The driving force behind Enarsa's 3000 MW plans is mainly coming from Elecnor subsidiary Enerfin. The companies have undertaken and financed wind studies in southern Argentina for the last three years, says Elecnor's Federico Schmid. Under the 50-50 joint venture agreement between Elecnor and Endesa, Enerfin will work to realise the wind power potential identified in three strategic wind plans for Chubut, Neuquén and Río Negro and in a fourth province, Santa Cruz. The task of Endesa subsidiary Endesa Cogeneration y Renovables (Ecyr) is to select the technology supplier. Enerfin and Ecyr have already worked together in Spain, in Galicia, while in Argentina, Ecyr parent Endesa generates 25% of the country's electricity. It also has a majority ownership of one of the two distributors in Buenos Aires, and a big minority stake in the other.
So far Enerfin has clinched over 50 agreements with local governments in the four provinces. Some of these reward the company's research and investment by awarding it a window of exclusivity in developing the potential projects. It is these preferential rights to specific zones for a period of ten years that Elecnor will exercise in the Enarsa venture.
Elecnor is the turnkey contractor for implementation of the projects and will contract local companies to carry out the work. The first phase of Enarsa's development includes a project of 70-100 MW, split into two plant near Puerto Madryn in Chubut, and 10 MW wind plants at San Carlos de Bariloche in Río Negro and at Cutral Có in Neuquén. A 150-200 MW wind farm at El Chocón in Neuquén will serve as an alternative power source for Endesa's 1200 MW El Chocón hydroelectric plant. Cutral Có is part of the same project as Auca Mahuida, some 20 kilometres away, where significant wind resources could generate a further 30-40 MW.
According to Elecnor, Endesa's role is to supply the wind turbines, which it will do through its 100% owned subsidiary MADE. The wind turbine subsidiary has supplied MADE turbines for more than 250 MW of wind plant in Spain. Enerfin director Guillermo Planas Roca, however, says "nothing is written in stone" about the technology supplier. "Enarsa's sole objective is to generate competitive wind power and not to provide an outlet for MADE technology," he adds.
Ecyr's Carlos Gual de Torella appears to agree: "Although the logical thing is to install in-house turbines wherever possible, if a certain site requires machines that MADE does not make -- a 3 MW machine, say -- then we would have to look elsewhere." He might not have to look far. Endesa is pursuing a merger with Spanish utility Iberdrola, co-owner of the largest wind turbine maker in Spain, Gamesa Eólica.
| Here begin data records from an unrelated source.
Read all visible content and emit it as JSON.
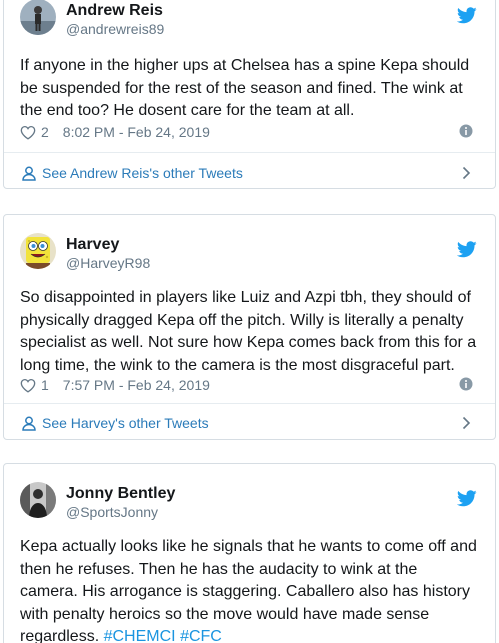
{
  "tweets": [
    {
      "name": "Andrew Reis",
      "handle": "@andrewreis89",
      "text_lines": [
        "If anyone in the higher ups at Chelsea has a spine Kepa should",
        "be suspended for the rest of the season and fined. The wink at",
        "the end too? He dosent care for the team at all."
      ],
      "likes": "2",
      "timestamp": "8:02 PM - Feb 24, 2019",
      "more_link": "See Andrew Reis's other Tweets",
      "avatar_icon": "person-photo-avatar"
    },
    {
      "name": "Harvey",
      "handle": "@HarveyR98",
      "text_lines": [
        "So disappointed in players like Luiz and Azpi tbh, they should of",
        "physically dragged Kepa off the pitch. Willy is literally a penalty",
        "specialist as well. Not sure how Kepa comes back from this for a",
        "long time, the wink to the camera is the most disgraceful part."
      ],
      "likes": "1",
      "timestamp": "7:57 PM - Feb 24, 2019",
      "more_link": "See Harvey's other Tweets",
      "avatar_icon": "spongebob-avatar"
    },
    {
      "name": "Jonny Bentley",
      "handle": "@SportsJonny",
      "text_lines": [
        "Kepa actually looks like he signals that he wants to come off and",
        "then he refuses. Then he has the audacity to wink at the",
        "camera. His arrogance is staggering. Caballero also has history",
        "with penalty heroics so the move would have made sense"
      ],
      "last_line_text": "regardless. ",
      "hashtags": [
        "#CHEMCI",
        "#CFC"
      ],
      "avatar_icon": "bw-photo-avatar"
    }
  ],
  "colors": {
    "twitter_blue": "#1da1f2",
    "link_blue": "#2b7bb9",
    "hashtag_blue": "#1b95e0",
    "muted_gray": "#657786",
    "text": "#14171a",
    "border": "#d6dde3"
  }
}
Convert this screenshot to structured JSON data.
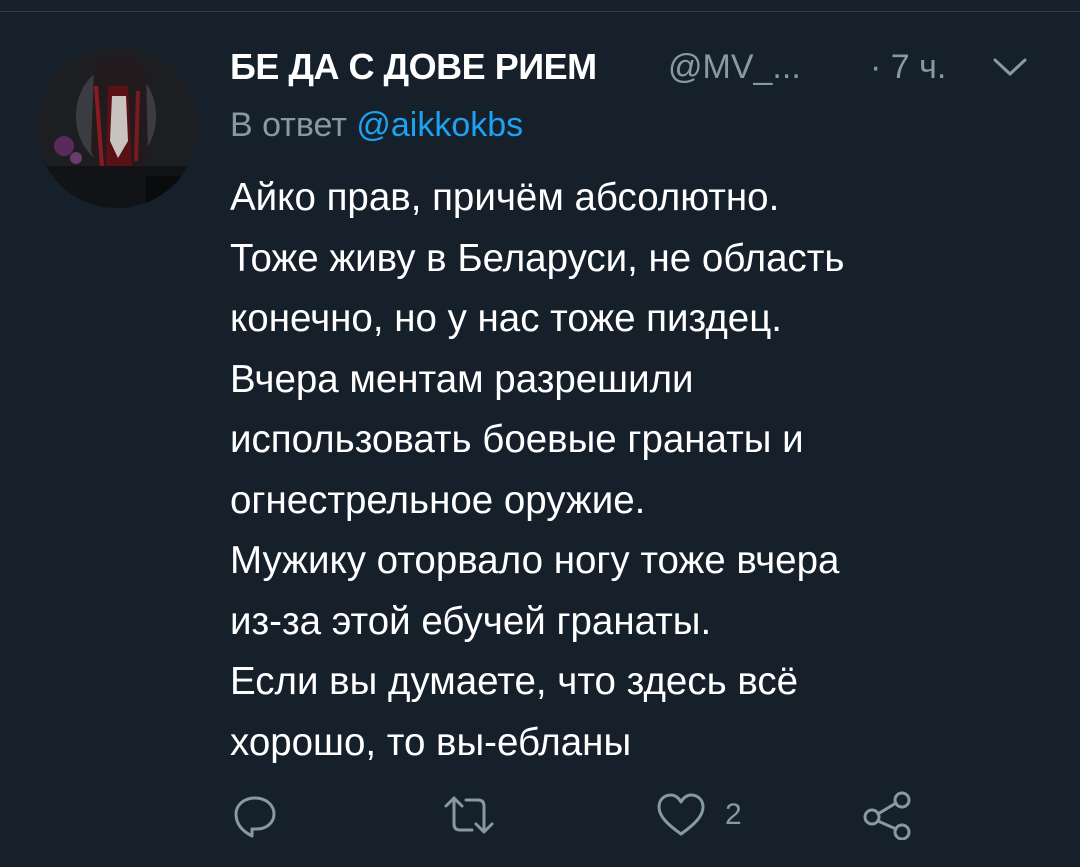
{
  "tweet": {
    "display_name": "БЕ ДА С ДОВЕ РИЕМ",
    "handle": "@MV_...",
    "time": "· 7 ч.",
    "reply_prefix": "В ответ",
    "reply_mention": "@aikkokbs",
    "text_lines": [
      "Айко прав, причём абсолютно.",
      "Тоже живу в Беларуси, не область",
      "конечно, но у нас тоже пиздец.",
      "Вчера ментам разрешили",
      "использовать боевые гранаты и",
      "огнестрельное оружие.",
      "Мужику оторвало ногу тоже вчера",
      "из-за этой ебучей гранаты.",
      "Если вы думаете, что здесь всё",
      "хорошо, то вы-ебланы"
    ]
  },
  "actions": {
    "like_count": "2",
    "icons": [
      "reply-icon",
      "retweet-icon",
      "like-icon",
      "share-icon"
    ]
  },
  "colors": {
    "background": "#15202b",
    "primary_text": "#ffffff",
    "secondary_text": "#8899a6",
    "accent": "#1da1f2"
  }
}
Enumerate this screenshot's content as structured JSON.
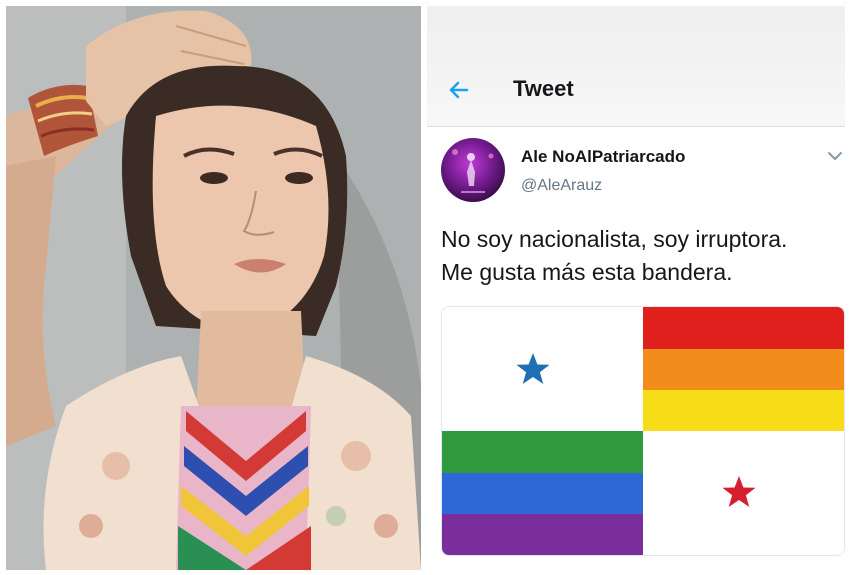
{
  "header": {
    "title": "Tweet"
  },
  "tweet": {
    "display_name": "Ale NoAlPatriarcado",
    "handle": "@AleArauz",
    "text_lines": [
      "No soy nacionalista, soy irruptora.",
      "Me gusta más esta bandera."
    ]
  },
  "icons": {
    "back": "back-arrow-icon",
    "menu": "chevron-down-icon"
  },
  "colors": {
    "accent": "#1da1f2",
    "flag_blue_star": "#1f6fb5",
    "flag_red_star": "#d61f2e",
    "rainbow": [
      "#e0201c",
      "#f28c1a",
      "#f7dc18",
      "#2f9b3e",
      "#2e68d6",
      "#7a2e9c"
    ]
  }
}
If that merger comes off, Gamesa turbines would become a likely possibility for the project.
Meantime, Enarsa's most immediate projects for Madryn -- where an environmental impact assessment has already been approved -- will probably use MADE 660 kW turbines, says De Torella, unless MADE's new 800 kW unit, still being tested, is chosen. But Schmid says that no technology less than 750 kW will be used. In future, says Roca, only megawatt technology will be considered.
Whatever the choice of technology, the Argentinean host provinces for the projects are insisting that significant percentages of the turbines are made locally, Schmid explains. For this reason, Enarsa will be looking to produce turbines in Argentina. Ecyr's De Torella says towers will be made locally from the start.
For the entire 3000 MW to be realised requires not only the clinching of power purchase contracts, but also a considerable extension to existing transmission lines to get the power to where it is needed. For the most southern projects around Puerto Madryn this is a particular problem. The Patagonian transmission system is not interconnected with the rest of Argentina and the vast wind resources in the area could not be marketed outside of Patagonia, which has limited demand.
Interconnection projects are on the drawing board, however, and if Enarsa manages to at least secure legal agreements for the construction of around 1000 MW of wind plant, it would form part of any consortium investing in a transmission interconnection, Schmid says.
Selling the wind power is another hurdle in a country with some of the cheapest electricity in the world. Even in Chubut, which adds $0.005/kWh to the federal incentive of $0.001/kWh, wind is still facing tough competition. Enarsa has hopes for a contract with an aluminium factory in Madryn, which has an 800 MW requirement. Roca also says that Enarsa is in contact with brokers analysing the emerging carbon credit trading market. According to Schmid, however, it is premature to consider carbon credits for South America. "Our main focus now is to shape up the economic framework," says Roca.